Applying the next coat of mud, your goal is to fill in the low spots left from the first coat to begin smoothing out the whole patch. This coat should be far thinner than the first coat, and you should be using the taping knife to scrape off the excess mud to give a somewhat smooth surface. Using a wide taping knife will give the best results here because it uses the even high points from the first coat as a guide to give a level second coat. Once complete, let the mud dry again. Since this coat is much thinner than the first, it should only take a couple of hours to dry.
As you can see from the photo above, after the second coat the surface is still a bit uneven, but it is starting to get smooth. Next up, another round of sanding. This time, sand a little lighter. If you're using a sanding sponge, stick with a 180 or 220 grit from this point forward, otherwise you will end up putting gouges in the wall that will show through the paint.
Sanding is tedious and messy, but cleanup isn't difficult as long as you aren't sanding it in front of a fan or open window that blows the dust everywhere, and as long as you have a Shop-Vac with a drywall filter bag in it. Without the filter bag, the Shop-Vac will eventually start blowing the dust all over the place once it clogs the less restrictive filter.

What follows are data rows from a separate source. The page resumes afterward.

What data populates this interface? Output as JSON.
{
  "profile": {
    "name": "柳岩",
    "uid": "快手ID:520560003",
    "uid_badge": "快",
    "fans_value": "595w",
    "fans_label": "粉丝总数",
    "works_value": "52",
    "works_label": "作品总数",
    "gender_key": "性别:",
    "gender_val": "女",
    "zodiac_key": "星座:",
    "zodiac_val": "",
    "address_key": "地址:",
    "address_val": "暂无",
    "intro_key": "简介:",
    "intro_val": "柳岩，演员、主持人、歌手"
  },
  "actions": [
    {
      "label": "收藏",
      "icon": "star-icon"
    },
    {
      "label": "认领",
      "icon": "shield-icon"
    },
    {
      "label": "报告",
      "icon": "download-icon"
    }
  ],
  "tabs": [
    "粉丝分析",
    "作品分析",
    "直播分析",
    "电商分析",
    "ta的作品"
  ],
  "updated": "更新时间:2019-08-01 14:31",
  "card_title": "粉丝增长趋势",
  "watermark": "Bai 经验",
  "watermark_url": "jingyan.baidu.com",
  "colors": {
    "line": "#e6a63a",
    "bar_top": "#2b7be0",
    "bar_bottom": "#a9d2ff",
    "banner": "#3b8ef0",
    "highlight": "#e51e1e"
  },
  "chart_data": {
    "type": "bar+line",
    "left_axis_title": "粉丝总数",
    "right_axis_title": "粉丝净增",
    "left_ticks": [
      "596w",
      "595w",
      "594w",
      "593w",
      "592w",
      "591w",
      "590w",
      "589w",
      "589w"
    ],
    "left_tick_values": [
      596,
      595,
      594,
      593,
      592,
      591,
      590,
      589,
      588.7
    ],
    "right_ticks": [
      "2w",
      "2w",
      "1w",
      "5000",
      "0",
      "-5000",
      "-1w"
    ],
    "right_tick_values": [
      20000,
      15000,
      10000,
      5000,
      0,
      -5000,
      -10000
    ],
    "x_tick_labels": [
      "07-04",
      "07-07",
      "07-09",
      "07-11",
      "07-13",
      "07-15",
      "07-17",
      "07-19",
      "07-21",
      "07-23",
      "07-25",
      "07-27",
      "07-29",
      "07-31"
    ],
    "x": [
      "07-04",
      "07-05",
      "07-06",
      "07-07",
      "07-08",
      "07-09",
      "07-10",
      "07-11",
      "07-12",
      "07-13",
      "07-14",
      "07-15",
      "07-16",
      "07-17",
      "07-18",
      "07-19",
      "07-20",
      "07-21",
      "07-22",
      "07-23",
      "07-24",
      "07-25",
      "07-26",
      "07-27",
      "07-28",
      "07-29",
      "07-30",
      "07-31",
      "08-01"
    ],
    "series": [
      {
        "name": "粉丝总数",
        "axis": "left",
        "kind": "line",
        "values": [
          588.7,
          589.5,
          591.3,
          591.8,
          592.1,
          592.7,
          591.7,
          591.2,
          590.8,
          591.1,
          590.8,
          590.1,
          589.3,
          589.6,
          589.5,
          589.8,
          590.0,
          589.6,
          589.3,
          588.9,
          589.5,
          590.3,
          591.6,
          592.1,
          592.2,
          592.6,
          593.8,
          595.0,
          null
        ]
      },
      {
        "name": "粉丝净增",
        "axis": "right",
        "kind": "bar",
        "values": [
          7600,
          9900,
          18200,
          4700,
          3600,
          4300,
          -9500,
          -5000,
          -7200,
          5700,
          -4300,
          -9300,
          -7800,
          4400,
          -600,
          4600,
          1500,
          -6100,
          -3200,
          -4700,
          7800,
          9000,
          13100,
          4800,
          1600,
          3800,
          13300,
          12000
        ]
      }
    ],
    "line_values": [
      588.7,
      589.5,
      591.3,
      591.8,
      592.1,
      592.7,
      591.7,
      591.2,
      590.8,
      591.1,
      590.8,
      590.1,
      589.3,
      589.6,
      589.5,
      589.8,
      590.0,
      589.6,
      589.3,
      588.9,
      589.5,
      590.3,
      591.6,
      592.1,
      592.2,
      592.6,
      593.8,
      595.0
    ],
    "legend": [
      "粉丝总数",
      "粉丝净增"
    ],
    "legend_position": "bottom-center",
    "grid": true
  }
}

Once sanded, repeat the mud step one more time, let dry, and sand a final time. You should be left with a smooth and consistent surface that looks great. No pits, no gouges, no bumps.
At this point, your patch should be looking great and is ready for paint. If it isn't as smooth as you'd like it, it doesn't hurt to do a fourth or fifth coat. Each successive coat should be thinner than the last, and each time you should be using the already smooth surface as your scraping guide.
In our project, I also had to caulk the cracks in the baseboard and let them dry. Before painting, wipe the patch clean with a rag to get all of the residual dust off of the wall and surrounding areas, otherwise the paint will pick up the dust and leave it in clumps all around the wall. Then you're ready to prime and paint. Since this is fresh joint compound, it is very important to prime the area before painting. Once painted, you should be left with a smooth and great looking patch that visitors would never know just how horrible it once looked.
Since this was a quick patch job and not a major overhaul of the room, there is still a fair amount of unevenness at the baseboard and bumpy paint. We'll have to correct all of that when we get around to really doing this room over in the future. But I hope these steps help you to tackle the next drywall or plaster patching project in your home with courage and confidence. Plaster is a beautiful thing in old homes, but people are often too scared to attempt a patch and instead have the knee jerk reaction to tear it out and start over.
What do you think? Patching plaster or drywall isn't that hard, especially once you've done it a time or two and know what to expect. Do you think you can take on your next patch with more confidence? Any tips or tricks I've not covered here that you like to include in your patching process?